# Requirement:
Restate the whole listing exactly, leaving nothing out.
────────
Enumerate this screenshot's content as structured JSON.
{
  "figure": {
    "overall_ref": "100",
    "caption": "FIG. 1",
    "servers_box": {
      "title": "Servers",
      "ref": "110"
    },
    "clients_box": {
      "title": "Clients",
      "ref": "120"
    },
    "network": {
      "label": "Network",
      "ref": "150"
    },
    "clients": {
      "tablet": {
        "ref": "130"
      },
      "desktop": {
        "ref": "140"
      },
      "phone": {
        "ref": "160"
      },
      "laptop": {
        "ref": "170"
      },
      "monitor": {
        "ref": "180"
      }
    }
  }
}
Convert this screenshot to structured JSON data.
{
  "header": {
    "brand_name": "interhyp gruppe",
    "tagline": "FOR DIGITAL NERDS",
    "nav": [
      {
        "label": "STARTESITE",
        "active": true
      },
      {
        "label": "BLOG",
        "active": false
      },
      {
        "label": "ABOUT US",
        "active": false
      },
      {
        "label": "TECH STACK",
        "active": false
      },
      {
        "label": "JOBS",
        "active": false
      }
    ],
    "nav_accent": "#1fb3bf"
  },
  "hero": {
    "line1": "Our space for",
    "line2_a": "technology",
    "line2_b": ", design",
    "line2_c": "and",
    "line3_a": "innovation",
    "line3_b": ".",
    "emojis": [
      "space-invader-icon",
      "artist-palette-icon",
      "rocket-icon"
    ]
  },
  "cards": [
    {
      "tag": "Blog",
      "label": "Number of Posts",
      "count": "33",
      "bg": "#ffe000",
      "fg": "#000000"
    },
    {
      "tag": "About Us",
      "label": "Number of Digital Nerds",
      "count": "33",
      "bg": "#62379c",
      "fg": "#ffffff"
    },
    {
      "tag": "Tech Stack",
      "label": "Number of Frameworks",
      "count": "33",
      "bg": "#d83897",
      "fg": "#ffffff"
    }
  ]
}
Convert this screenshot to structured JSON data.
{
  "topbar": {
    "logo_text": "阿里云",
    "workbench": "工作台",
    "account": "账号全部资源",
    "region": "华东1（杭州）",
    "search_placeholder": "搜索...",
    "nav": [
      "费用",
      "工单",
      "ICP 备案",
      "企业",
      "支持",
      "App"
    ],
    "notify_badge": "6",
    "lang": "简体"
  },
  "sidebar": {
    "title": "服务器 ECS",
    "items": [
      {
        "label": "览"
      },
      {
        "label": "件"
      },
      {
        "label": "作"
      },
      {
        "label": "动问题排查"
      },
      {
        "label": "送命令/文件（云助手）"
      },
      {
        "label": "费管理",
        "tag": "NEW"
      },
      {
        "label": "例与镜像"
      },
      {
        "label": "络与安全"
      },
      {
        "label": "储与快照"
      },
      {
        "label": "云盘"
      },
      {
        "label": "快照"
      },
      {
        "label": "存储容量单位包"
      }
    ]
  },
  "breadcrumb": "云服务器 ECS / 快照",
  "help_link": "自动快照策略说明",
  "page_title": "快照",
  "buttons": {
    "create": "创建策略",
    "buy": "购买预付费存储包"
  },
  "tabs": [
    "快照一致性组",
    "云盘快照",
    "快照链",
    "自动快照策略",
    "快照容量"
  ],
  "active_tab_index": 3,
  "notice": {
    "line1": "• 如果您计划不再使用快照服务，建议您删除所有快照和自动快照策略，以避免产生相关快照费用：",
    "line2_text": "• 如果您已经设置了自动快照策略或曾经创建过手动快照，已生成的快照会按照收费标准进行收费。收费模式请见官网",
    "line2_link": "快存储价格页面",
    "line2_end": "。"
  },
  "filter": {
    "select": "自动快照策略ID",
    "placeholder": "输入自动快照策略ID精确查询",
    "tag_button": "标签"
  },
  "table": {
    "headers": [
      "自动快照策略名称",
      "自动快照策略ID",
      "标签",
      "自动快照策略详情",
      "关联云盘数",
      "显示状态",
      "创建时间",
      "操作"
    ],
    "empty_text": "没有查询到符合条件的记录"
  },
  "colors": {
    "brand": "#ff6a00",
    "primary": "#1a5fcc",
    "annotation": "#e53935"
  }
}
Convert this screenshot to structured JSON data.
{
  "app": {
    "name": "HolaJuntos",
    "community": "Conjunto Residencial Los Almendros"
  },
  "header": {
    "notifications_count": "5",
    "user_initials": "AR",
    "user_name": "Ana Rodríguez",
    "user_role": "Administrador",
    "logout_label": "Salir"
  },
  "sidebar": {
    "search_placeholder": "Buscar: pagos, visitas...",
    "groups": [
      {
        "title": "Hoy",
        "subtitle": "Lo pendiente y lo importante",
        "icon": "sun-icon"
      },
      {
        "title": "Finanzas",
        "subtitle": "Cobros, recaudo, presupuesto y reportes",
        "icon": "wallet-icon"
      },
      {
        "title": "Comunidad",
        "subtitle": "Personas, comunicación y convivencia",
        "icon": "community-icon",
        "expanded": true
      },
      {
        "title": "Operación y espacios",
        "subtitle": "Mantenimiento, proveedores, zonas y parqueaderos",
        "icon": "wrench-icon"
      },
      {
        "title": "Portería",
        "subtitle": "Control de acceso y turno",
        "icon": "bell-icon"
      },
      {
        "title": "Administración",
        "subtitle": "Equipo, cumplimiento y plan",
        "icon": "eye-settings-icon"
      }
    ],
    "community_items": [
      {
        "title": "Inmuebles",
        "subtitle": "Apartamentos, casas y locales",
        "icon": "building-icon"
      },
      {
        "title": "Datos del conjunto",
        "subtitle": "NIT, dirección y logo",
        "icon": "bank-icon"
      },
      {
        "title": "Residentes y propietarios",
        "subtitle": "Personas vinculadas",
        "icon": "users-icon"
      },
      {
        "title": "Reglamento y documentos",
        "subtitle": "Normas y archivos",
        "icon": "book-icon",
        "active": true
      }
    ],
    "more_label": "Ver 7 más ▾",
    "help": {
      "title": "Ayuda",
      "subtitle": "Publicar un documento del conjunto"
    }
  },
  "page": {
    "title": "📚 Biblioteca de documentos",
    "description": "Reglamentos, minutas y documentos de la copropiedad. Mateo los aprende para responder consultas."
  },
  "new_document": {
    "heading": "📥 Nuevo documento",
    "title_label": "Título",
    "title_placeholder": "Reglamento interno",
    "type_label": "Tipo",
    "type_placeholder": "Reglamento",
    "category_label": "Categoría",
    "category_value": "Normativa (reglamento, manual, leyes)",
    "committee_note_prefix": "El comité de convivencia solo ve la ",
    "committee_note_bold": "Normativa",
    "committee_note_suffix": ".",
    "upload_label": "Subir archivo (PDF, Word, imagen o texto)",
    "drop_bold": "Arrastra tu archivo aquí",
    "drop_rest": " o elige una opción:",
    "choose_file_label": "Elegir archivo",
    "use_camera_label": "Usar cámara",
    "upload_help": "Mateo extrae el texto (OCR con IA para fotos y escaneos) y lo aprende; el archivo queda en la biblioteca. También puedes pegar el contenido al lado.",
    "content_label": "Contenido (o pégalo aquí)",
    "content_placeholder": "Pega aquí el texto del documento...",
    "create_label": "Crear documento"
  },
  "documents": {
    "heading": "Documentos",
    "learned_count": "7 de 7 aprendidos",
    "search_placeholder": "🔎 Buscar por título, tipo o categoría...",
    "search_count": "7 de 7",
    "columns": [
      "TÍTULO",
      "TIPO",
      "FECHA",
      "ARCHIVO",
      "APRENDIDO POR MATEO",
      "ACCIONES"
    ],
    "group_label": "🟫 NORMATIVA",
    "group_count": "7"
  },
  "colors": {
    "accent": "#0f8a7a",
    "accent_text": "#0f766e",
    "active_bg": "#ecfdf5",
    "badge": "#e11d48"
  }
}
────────
# Response to this task:
Enumerate this screenshot's content as structured JSON.
{
  "figure": {
    "overall_ref": "100",
    "caption": "FIG. 1",
    "servers_box": {
      "title": "Servers",
      "ref": "110"
    },
    "clients_box": {
      "title": "Clients",
      "ref": "120"
    },
    "network": {
      "label": "Network",
      "ref": "150"
    },
    "clients": {
      "tablet": {
        "ref": "130"
      },
      "desktop": {
        "ref": "140"
      },
      "phone": {
        "ref": "160"
      },
      "laptop": {
        "ref": "170"
      },
      "monitor": {
        "ref": "180"
      }
    }
  }
}
Convert this screenshot to structured JSON data.
{
  "header": {
    "brand_name": "interhyp gruppe",
    "tagline": "FOR DIGITAL NERDS",
    "nav": [
      {
        "label": "STARTESITE",
        "active": true
      },
      {
        "label": "BLOG",
        "active": false
      },
      {
        "label": "ABOUT US",
        "active": false
      },
      {
        "label": "TECH STACK",
        "active": false
      },
      {
        "label": "JOBS",
        "active": false
      }
    ],
    "nav_accent": "#1fb3bf"
  },
  "hero": {
    "line1": "Our space for",
    "line2_a": "technology",
    "line2_b": ", design",
    "line2_c": "and",
    "line3_a": "innovation",
    "line3_b": ".",
    "emojis": [
      "space-invader-icon",
      "artist-palette-icon",
      "rocket-icon"
    ]
  },
  "cards": [
    {
      "tag": "Blog",
      "label": "Number of Posts",
      "count": "33",
      "bg": "#ffe000",
      "fg": "#000000"
    },
    {
      "tag": "About Us",
      "label": "Number of Digital Nerds",
      "count": "33",
      "bg": "#62379c",
      "fg": "#ffffff"
    },
    {
      "tag": "Tech Stack",
      "label": "Number of Frameworks",
      "count": "33",
      "bg": "#d83897",
      "fg": "#ffffff"
    }
  ]
}
Convert this screenshot to structured JSON data.
{
  "topbar": {
    "logo_text": "阿里云",
    "workbench": "工作台",
    "account": "账号全部资源",
    "region": "华东1（杭州）",
    "search_placeholder": "搜索...",
    "nav": [
      "费用",
      "工单",
      "ICP 备案",
      "企业",
      "支持",
      "App"
    ],
    "notify_badge": "6",
    "lang": "简体"
  },
  "sidebar": {
    "title": "服务器 ECS",
    "items": [
      {
        "label": "览"
      },
      {
        "label": "件"
      },
      {
        "label": "作"
      },
      {
        "label": "动问题排查"
      },
      {
        "label": "送命令/文件（云助手）"
      },
      {
        "label": "费管理",
        "tag": "NEW"
      },
      {
        "label": "例与镜像"
      },
      {
        "label": "络与安全"
      },
      {
        "label": "储与快照"
      },
      {
        "label": "云盘"
      },
      {
        "label": "快照"
      },
      {
        "label": "存储容量单位包"
      }
    ]
  },
  "breadcrumb": "云服务器 ECS / 快照",
  "help_link": "自动快照策略说明",
  "page_title": "快照",
  "buttons": {
    "create": "创建策略",
    "buy": "购买预付费存储包"
  },
  "tabs": [
    "快照一致性组",
    "云盘快照",
    "快照链",
    "自动快照策略",
    "快照容量"
  ],
  "active_tab_index": 3,
  "notice": {
    "line1": "• 如果您计划不再使用快照服务，建议您删除所有快照和自动快照策略，以避免产生相关快照费用：",
    "line2_text": "• 如果您已经设置了自动快照策略或曾经创建过手动快照，已生成的快照会按照收费标准进行收费。收费模式请见官网",
    "line2_link": "快存储价格页面",
    "line2_end": "。"
  },
  "filter": {
    "select": "自动快照策略ID",
    "placeholder": "输入自动快照策略ID精确查询",
    "tag_button": "标签"
  },
  "table": {
    "headers": [
      "自动快照策略名称",
      "自动快照策略ID",
      "标签",
      "自动快照策略详情",
      "关联云盘数",
      "显示状态",
      "创建时间",
      "操作"
    ],
    "empty_text": "没有查询到符合条件的记录"
  },
  "colors": {
    "brand": "#ff6a00",
    "primary": "#1a5fcc",
    "annotation": "#e53935"
  }
}
Convert this screenshot to structured JSON data.
{
  "app": {
    "name": "HolaJuntos",
    "community": "Conjunto Residencial Los Almendros"
  },
  "header": {
    "notifications_count": "5",
    "user_initials": "AR",
    "user_name": "Ana Rodríguez",
    "user_role": "Administrador",
    "logout_label": "Salir"
  },
  "sidebar": {
    "search_placeholder": "Buscar: pagos, visitas...",
    "groups": [
      {
        "title": "Hoy",
        "subtitle": "Lo pendiente y lo importante",
        "icon": "sun-icon"
      },
      {
        "title": "Finanzas",
        "subtitle": "Cobros, recaudo, presupuesto y reportes",
        "icon": "wallet-icon"
      },
      {
        "title": "Comunidad",
        "subtitle": "Personas, comunicación y convivencia",
        "icon": "community-icon",
        "expanded": true
      },
      {
        "title": "Operación y espacios",
        "subtitle": "Mantenimiento, proveedores, zonas y parqueaderos",
        "icon": "wrench-icon"
      },
      {
        "title": "Portería",
        "subtitle": "Control de acceso y turno",
        "icon": "bell-icon"
      },
      {
        "title": "Administración",
        "subtitle": "Equipo, cumplimiento y plan",
        "icon": "eye-settings-icon"
      }
    ],
    "community_items": [
      {
        "title": "Inmuebles",
        "subtitle": "Apartamentos, casas y locales",
        "icon": "building-icon"
      },
      {
        "title": "Datos del conjunto",
        "subtitle": "NIT, dirección y logo",
        "icon": "bank-icon"
      },
      {
        "title": "Residentes y propietarios",
        "subtitle": "Personas vinculadas",
        "icon": "users-icon"
      },
      {
        "title": "Reglamento y documentos",
        "subtitle": "Normas y archivos",
        "icon": "book-icon",
        "active": true
      }
    ],
    "more_label": "Ver 7 más ▾",
    "help": {
      "title": "Ayuda",
      "subtitle": "Publicar un documento del conjunto"
    }
  },
  "page": {
    "title": "📚 Biblioteca de documentos",
    "description": "Reglamentos, minutas y documentos de la copropiedad. Mateo los aprende para responder consultas."
  },
  "new_document": {
    "heading": "📥 Nuevo documento",
    "title_label": "Título",
    "title_placeholder": "Reglamento interno",
    "type_label": "Tipo",
    "type_placeholder": "Reglamento",
    "category_label": "Categoría",
    "category_value": "Normativa (reglamento, manual, leyes)",
    "committee_note_prefix": "El comité de convivencia solo ve la ",
    "committee_note_bold": "Normativa",
    "committee_note_suffix": ".",
    "upload_label": "Subir archivo (PDF, Word, imagen o texto)",
    "drop_bold": "Arrastra tu archivo aquí",
    "drop_rest": " o elige una opción:",
    "choose_file_label": "Elegir archivo",
    "use_camera_label": "Usar cámara",
    "upload_help": "Mateo extrae el texto (OCR con IA para fotos y escaneos) y lo aprende; el archivo queda en la biblioteca. También puedes pegar el contenido al lado.",
    "content_label": "Contenido (o pégalo aquí)",
    "content_placeholder": "Pega aquí el texto del documento...",
    "create_label": "Crear documento"
  },
  "documents": {
    "heading": "Documentos",
    "learned_count": "7 de 7 aprendidos",
    "search_placeholder": "🔎 Buscar por título, tipo o categoría...",
    "search_count": "7 de 7",
    "columns": [
      "TÍTULO",
      "TIPO",
      "FECHA",
      "ARCHIVO",
      "APRENDIDO POR MATEO",
      "ACCIONES"
    ],
    "group_label": "🟫 NORMATIVA",
    "group_count": "7"
  },
  "colors": {
    "accent": "#0f8a7a",
    "accent_text": "#0f766e",
    "active_bg": "#ecfdf5",
    "badge": "#e11d48"
  }
}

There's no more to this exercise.